[Task objective]: The answer is the full set of records, given again exactly and without images.

[Records drawn from a dataset]:
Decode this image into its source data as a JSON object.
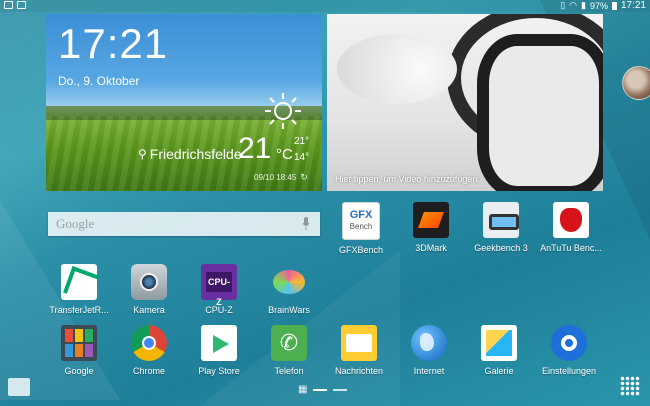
{
  "status_bar": {
    "time": "17:21",
    "battery": "97%"
  },
  "clock_widget": {
    "time": "17:21",
    "date": "Do., 9. Oktober",
    "location": "Friedrichsfelde",
    "temperature": "21",
    "unit": "°C",
    "high": "21°",
    "low": "14°",
    "updated": "09/10 18:45"
  },
  "video_widget": {
    "hint": "Hier tippen, um Video hinzuzufügen."
  },
  "search": {
    "placeholder": "Google"
  },
  "apps": [
    {
      "label": "GFXBench",
      "icon": "gfxbench-icon"
    },
    {
      "label": "3DMark",
      "icon": "3dmark-icon"
    },
    {
      "label": "Geekbench 3",
      "icon": "geekbench-icon"
    },
    {
      "label": "AnTuTu Benc...",
      "icon": "antutu-icon"
    },
    {
      "label": "TransferJetR...",
      "icon": "transferjet-icon"
    },
    {
      "label": "Kamera",
      "icon": "camera-icon"
    },
    {
      "label": "CPU-Z",
      "icon": "cpuz-icon"
    },
    {
      "label": "BrainWars",
      "icon": "brainwars-icon"
    },
    {
      "label": "Google",
      "icon": "google-folder-icon"
    },
    {
      "label": "Chrome",
      "icon": "chrome-icon"
    },
    {
      "label": "Play Store",
      "icon": "play-store-icon"
    },
    {
      "label": "Telefon",
      "icon": "phone-icon"
    },
    {
      "label": "Nachrichten",
      "icon": "messages-icon"
    },
    {
      "label": "Internet",
      "icon": "internet-icon"
    },
    {
      "label": "Galerie",
      "icon": "gallery-icon"
    },
    {
      "label": "Einstellungen",
      "icon": "settings-icon"
    }
  ]
}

[Reply to the task]:
Decode this image into its source data as a JSON object.
{
  "status_bar": {
    "time": "17:21",
    "battery": "97%"
  },
  "clock_widget": {
    "time": "17:21",
    "date": "Do., 9. Oktober",
    "location": "Friedrichsfelde",
    "temperature": "21",
    "unit": "°C",
    "high": "21°",
    "low": "14°",
    "updated": "09/10 18:45"
  },
  "video_widget": {
    "hint": "Hier tippen, um Video hinzuzufügen."
  },
  "search": {
    "placeholder": "Google"
  },
  "apps": [
    {
      "label": "GFXBench",
      "icon": "gfxbench-icon"
    },
    {
      "label": "3DMark",
      "icon": "3dmark-icon"
    },
    {
      "label": "Geekbench 3",
      "icon": "geekbench-icon"
    },
    {
      "label": "AnTuTu Benc...",
      "icon": "antutu-icon"
    },
    {
      "label": "TransferJetR...",
      "icon": "transferjet-icon"
    },
    {
      "label": "Kamera",
      "icon": "camera-icon"
    },
    {
      "label": "CPU-Z",
      "icon": "cpuz-icon"
    },
    {
      "label": "BrainWars",
      "icon": "brainwars-icon"
    },
    {
      "label": "Google",
      "icon": "google-folder-icon"
    },
    {
      "label": "Chrome",
      "icon": "chrome-icon"
    },
    {
      "label": "Play Store",
      "icon": "play-store-icon"
    },
    {
      "label": "Telefon",
      "icon": "phone-icon"
    },
    {
      "label": "Nachrichten",
      "icon": "messages-icon"
    },
    {
      "label": "Internet",
      "icon": "internet-icon"
    },
    {
      "label": "Galerie",
      "icon": "gallery-icon"
    },
    {
      "label": "Einstellungen",
      "icon": "settings-icon"
    }
  ]
}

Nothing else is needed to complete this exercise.